    CAS  PubMed  Google Scholar 

  76. Cao J, Sturrock HJW, Cotter C, Zhou S, Zhou H, Liu Y, et al. Communicating and monitoring surveillance and response activities for malaria elimination: china’s “1-3-7” strategy. PLoS Med. 2014;11:e1001642.

    PubMed  PubMed Central  Google Scholar 

Download references


Not applicable.


This work was supported through the DELTAS Africa Initiative [DELGEME grant 107740/Z/15/Z]. The DELTAS Africa Initiative is an independent funding scheme of the African Academy of Sciences (AAS)’s Alliance for Accelerating Excellence in Science in Africa (AESA) and supported by the New Partnership for Africa’s Development Planning and Coordinating Agency (NEPAD Agency) with funding from the Wellcome Trust [DELGEME grant 107740/Z/15/Z] and the UK government. The views expressed in this publication are those of the author(s) and not necessarily those of AAS, NEPAD Agency, Wellcome Trust or the UK government. This work was also funded by National Institutes of Health (R15 A1138002).The funders have no role in the design of the study and collection, analysis, and interpretation of data and in writing this manuscript.

Author information

Authors and Affiliations



LG did the initial draft. LME, EL and AAN, revised and made intellectual inputs into the manuscript. All authors read and approved the final manuscript.

Corresponding author

Correspondence to Lemu Golassa.

Ethics declarations

Ethics approval and consent to participate

Not applicable.

Consent for publication

Not applicable.

Competing interests

The authors declare that they have no competing interests.

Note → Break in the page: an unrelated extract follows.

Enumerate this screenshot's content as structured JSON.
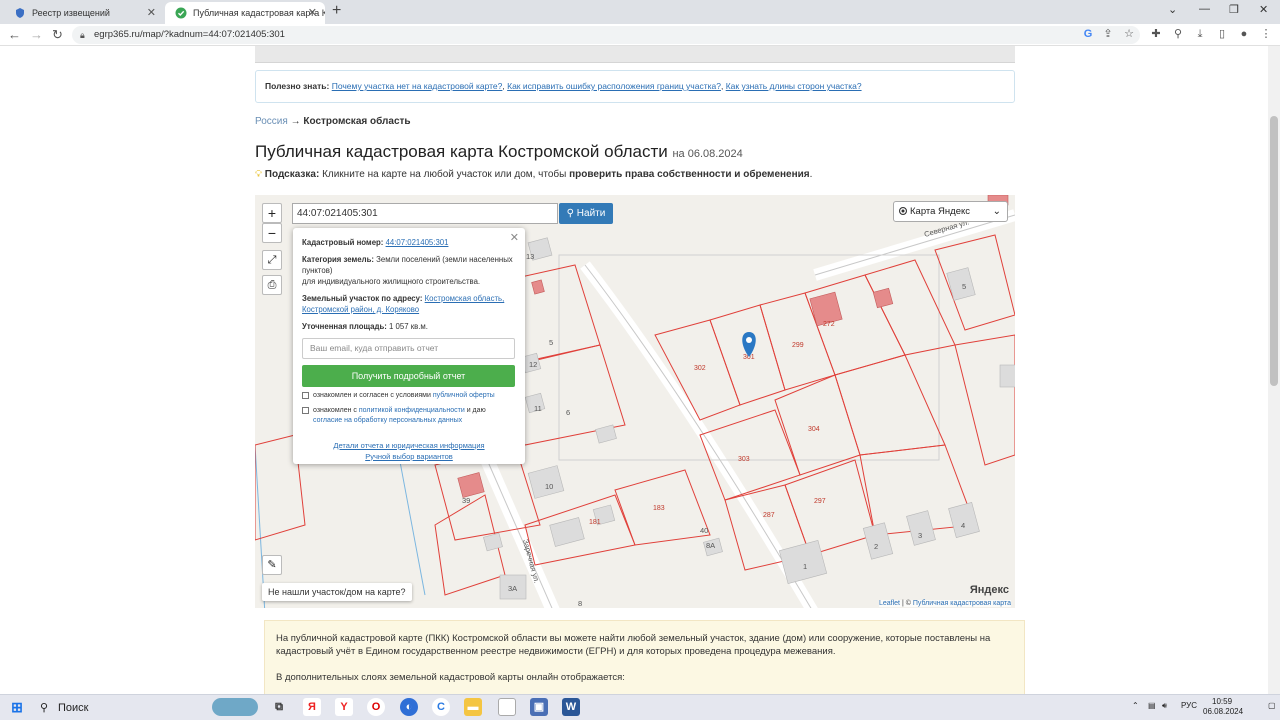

Additional information

Publisher's Note

Springer Nature remains neutral with regard to jurisdictional claims in published maps and institutional affiliations.

Rights and permissions

Open Access This article is licensed under a Creative Commons Attribution 4.0 International License, which permits use, sharing, adaptation, distribution and reproduction in any medium or format, as long as you give appropriate credit to the original author(s) and the source, provide a link to the Creative Commons licence, and indicate if changes were made. The images or other third party material in this article are included in the article's Creative Commons licence, unless indicated otherwise in a credit line to the material. If material is not included in the article's Creative Commons licence and your intended use is not permitted by statutory regulation or exceeds the permitted use, you will need to obtain permission directly from the copyright holder. To view a copy of this licence, visit The Creative Commons Public Domain Dedication waiver ( applies to the data made available in this article, unless otherwise stated in a credit line to the data.

Reprints and permissions

About this article

Check for updates. Verify currency and authenticity via CrossMark

Cite this article

Golassa, L., Amenga-Etego, L., Lo, E. et al. The biology of unconventional invasion of Duffy-negative reticulocytes by Plasmodium vivax and its implication in malaria epidemiology and public health. Malar J 19, 299 (2020).

Download citation

  • Received:

  • Accepted:

  • Published:

  • DOI: